[ASSIGNED TASK]: The reply should contain each record below, returned exactly as given.

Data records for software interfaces
•••

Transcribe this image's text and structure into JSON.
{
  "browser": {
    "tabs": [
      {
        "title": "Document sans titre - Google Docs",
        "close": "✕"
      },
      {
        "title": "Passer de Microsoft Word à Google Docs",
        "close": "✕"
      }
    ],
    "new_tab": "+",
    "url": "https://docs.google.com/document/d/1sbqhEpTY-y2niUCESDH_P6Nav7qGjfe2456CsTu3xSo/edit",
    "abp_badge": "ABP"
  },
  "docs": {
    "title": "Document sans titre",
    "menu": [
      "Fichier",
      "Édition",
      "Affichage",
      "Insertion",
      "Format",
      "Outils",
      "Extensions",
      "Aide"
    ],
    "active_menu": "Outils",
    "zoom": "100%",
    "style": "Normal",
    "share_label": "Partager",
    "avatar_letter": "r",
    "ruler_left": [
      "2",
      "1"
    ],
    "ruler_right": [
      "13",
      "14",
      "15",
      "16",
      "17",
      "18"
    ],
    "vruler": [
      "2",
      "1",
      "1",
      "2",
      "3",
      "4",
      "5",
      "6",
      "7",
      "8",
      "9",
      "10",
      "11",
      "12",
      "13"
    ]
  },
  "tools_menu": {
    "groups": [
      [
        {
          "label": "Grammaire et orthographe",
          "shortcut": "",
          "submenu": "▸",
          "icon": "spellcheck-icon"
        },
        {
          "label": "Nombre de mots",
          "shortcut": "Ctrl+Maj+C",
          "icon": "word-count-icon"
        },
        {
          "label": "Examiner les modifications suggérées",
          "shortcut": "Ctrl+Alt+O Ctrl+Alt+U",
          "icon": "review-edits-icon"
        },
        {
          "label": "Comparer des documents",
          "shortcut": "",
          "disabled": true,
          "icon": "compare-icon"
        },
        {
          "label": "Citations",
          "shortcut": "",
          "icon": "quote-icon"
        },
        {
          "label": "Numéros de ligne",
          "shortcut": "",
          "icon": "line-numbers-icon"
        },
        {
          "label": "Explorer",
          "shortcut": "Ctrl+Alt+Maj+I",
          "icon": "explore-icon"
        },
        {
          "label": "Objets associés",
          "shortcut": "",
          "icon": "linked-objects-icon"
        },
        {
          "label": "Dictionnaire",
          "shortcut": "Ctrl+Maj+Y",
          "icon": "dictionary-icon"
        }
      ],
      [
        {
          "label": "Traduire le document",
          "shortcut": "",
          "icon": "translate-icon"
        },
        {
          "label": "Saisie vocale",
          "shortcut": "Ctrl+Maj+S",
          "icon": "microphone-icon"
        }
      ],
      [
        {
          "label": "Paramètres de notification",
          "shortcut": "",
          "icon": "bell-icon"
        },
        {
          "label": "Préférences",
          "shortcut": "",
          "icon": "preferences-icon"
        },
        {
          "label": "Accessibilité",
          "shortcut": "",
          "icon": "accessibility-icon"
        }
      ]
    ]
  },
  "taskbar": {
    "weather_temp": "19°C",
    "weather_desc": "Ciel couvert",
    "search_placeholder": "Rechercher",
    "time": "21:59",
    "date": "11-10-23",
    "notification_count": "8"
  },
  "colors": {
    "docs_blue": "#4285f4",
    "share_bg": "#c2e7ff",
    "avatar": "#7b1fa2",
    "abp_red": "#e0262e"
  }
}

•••

[EXERCISE ANSWER]:
Transcribe this image's text and structure into JSON.
{
  "browser": {
    "tabs": [
      {
        "title": "Document sans titre - Google Docs",
        "close": "✕"
      },
      {
        "title": "Passer de Microsoft Word à Google Docs",
        "close": "✕"
      }
    ],
    "new_tab": "+",
    "url": "https://docs.google.com/document/d/1sbqhEpTY-y2niUCESDH_P6Nav7qGjfe2456CsTu3xSo/edit",
    "abp_badge": "ABP"
  },
  "docs": {
    "title": "Document sans titre",
    "menu": [
      "Fichier",
      "Édition",
      "Affichage",
      "Insertion",
      "Format",
      "Outils",
      "Extensions",
      "Aide"
    ],
    "active_menu": "Outils",
    "zoom": "100%",
    "style": "Normal",
    "share_label": "Partager",
    "avatar_letter": "r",
    "ruler_left": [
      "2",
      "1"
    ],
    "ruler_right": [
      "13",
      "14",
      "15",
      "16",
      "17",
      "18"
    ],
    "vruler": [
      "2",
      "1",
      "1",
      "2",
      "3",
      "4",
      "5",
      "6",
      "7",
      "8",
      "9",
      "10",
      "11",
      "12",
      "13"
    ]
  },
  "tools_menu": {
    "groups": [
      [
        {
          "label": "Grammaire et orthographe",
          "shortcut": "",
          "submenu": "▸",
          "icon": "spellcheck-icon"
        },
        {
          "label": "Nombre de mots",
          "shortcut": "Ctrl+Maj+C",
          "icon": "word-count-icon"
        },
        {
          "label": "Examiner les modifications suggérées",
          "shortcut": "Ctrl+Alt+O Ctrl+Alt+U",
          "icon": "review-edits-icon"
        },
        {
          "label": "Comparer des documents",
          "shortcut": "",
          "disabled": true,
          "icon": "compare-icon"
        },
        {
          "label": "Citations",
          "shortcut": "",
          "icon": "quote-icon"
        },
        {
          "label": "Numéros de ligne",
          "shortcut": "",
          "icon": "line-numbers-icon"
        },
        {
          "label": "Explorer",
          "shortcut": "Ctrl+Alt+Maj+I",
          "icon": "explore-icon"
        },
        {
          "label": "Objets associés",
          "shortcut": "",
          "icon": "linked-objects-icon"
        },
        {
          "label": "Dictionnaire",
          "shortcut": "Ctrl+Maj+Y",
          "icon": "dictionary-icon"
        }
      ],
      [
        {
          "label": "Traduire le document",
          "shortcut": "",
          "icon": "translate-icon"
        },
        {
          "label": "Saisie vocale",
          "shortcut": "Ctrl+Maj+S",
          "icon": "microphone-icon"
        }
      ],
      [
        {
          "label": "Paramètres de notification",
          "shortcut": "",
          "icon": "bell-icon"
        },
        {
          "label": "Préférences",
          "shortcut": "",
          "icon": "preferences-icon"
        },
        {
          "label": "Accessibilité",
          "shortcut": "",
          "icon": "accessibility-icon"
        }
      ]
    ]
  },
  "taskbar": {
    "weather_temp": "19°C",
    "weather_desc": "Ciel couvert",
    "search_placeholder": "Rechercher",
    "time": "21:59",
    "date": "11-10-23",
    "notification_count": "8"
  },
  "colors": {
    "docs_blue": "#4285f4",
    "share_bg": "#c2e7ff",
    "avatar": "#7b1fa2",
    "abp_red": "#e0262e"
  }
}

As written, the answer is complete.